# [ASSIGNMENT]
Keep only those lines of the records that include the string "views".

# [GIVEN DATA]
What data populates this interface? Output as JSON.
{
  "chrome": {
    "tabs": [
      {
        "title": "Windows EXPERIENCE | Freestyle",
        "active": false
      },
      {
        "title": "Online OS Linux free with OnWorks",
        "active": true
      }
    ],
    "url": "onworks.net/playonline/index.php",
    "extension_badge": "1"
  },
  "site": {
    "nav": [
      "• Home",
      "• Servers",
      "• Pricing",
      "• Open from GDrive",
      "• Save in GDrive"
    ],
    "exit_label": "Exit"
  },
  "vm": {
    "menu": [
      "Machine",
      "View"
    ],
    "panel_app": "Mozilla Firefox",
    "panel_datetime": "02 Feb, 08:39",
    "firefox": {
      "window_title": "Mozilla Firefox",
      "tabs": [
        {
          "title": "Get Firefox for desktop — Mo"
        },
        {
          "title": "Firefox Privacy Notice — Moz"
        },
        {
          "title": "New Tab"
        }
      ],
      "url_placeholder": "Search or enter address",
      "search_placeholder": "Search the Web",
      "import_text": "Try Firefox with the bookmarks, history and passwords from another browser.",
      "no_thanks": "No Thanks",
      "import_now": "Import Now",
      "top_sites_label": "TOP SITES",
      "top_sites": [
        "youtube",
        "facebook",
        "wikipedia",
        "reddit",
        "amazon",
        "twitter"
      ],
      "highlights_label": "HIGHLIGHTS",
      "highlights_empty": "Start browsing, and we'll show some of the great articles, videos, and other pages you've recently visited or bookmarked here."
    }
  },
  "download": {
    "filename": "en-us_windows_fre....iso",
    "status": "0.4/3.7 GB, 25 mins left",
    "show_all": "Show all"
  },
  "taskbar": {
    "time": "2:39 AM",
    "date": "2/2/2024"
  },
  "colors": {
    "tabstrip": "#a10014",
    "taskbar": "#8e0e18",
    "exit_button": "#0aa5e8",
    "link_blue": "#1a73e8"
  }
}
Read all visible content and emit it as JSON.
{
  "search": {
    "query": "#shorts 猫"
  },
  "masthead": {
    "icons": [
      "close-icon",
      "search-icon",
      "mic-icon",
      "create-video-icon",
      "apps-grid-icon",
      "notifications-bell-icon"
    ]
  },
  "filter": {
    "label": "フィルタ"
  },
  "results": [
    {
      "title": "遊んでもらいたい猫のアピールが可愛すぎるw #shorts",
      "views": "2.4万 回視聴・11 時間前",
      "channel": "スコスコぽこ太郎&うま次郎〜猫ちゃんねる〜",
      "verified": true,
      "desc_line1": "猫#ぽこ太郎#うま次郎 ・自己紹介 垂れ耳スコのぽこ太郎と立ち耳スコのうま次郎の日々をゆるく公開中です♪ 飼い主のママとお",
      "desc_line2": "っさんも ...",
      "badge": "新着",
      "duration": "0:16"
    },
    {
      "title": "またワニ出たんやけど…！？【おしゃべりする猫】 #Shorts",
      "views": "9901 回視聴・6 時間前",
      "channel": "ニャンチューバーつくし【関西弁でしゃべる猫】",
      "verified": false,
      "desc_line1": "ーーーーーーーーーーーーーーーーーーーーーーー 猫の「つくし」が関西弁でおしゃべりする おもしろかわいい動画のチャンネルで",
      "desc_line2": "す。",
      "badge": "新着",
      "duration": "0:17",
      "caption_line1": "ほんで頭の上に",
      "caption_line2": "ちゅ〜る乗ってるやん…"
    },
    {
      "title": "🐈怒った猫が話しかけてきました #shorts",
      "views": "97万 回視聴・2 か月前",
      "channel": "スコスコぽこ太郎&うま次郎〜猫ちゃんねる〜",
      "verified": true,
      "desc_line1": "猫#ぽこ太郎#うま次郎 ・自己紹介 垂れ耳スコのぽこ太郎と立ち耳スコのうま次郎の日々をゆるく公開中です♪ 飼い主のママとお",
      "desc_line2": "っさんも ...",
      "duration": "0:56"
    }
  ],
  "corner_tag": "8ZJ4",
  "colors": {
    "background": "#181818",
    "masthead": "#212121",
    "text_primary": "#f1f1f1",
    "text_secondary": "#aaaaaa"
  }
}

# [EXPECTED ANSWER]
      "views": "2.4万 回視聴・11 時間前",
      "views": "9901 回視聴・6 時間前",
      "views": "97万 回視聴・2 か月前",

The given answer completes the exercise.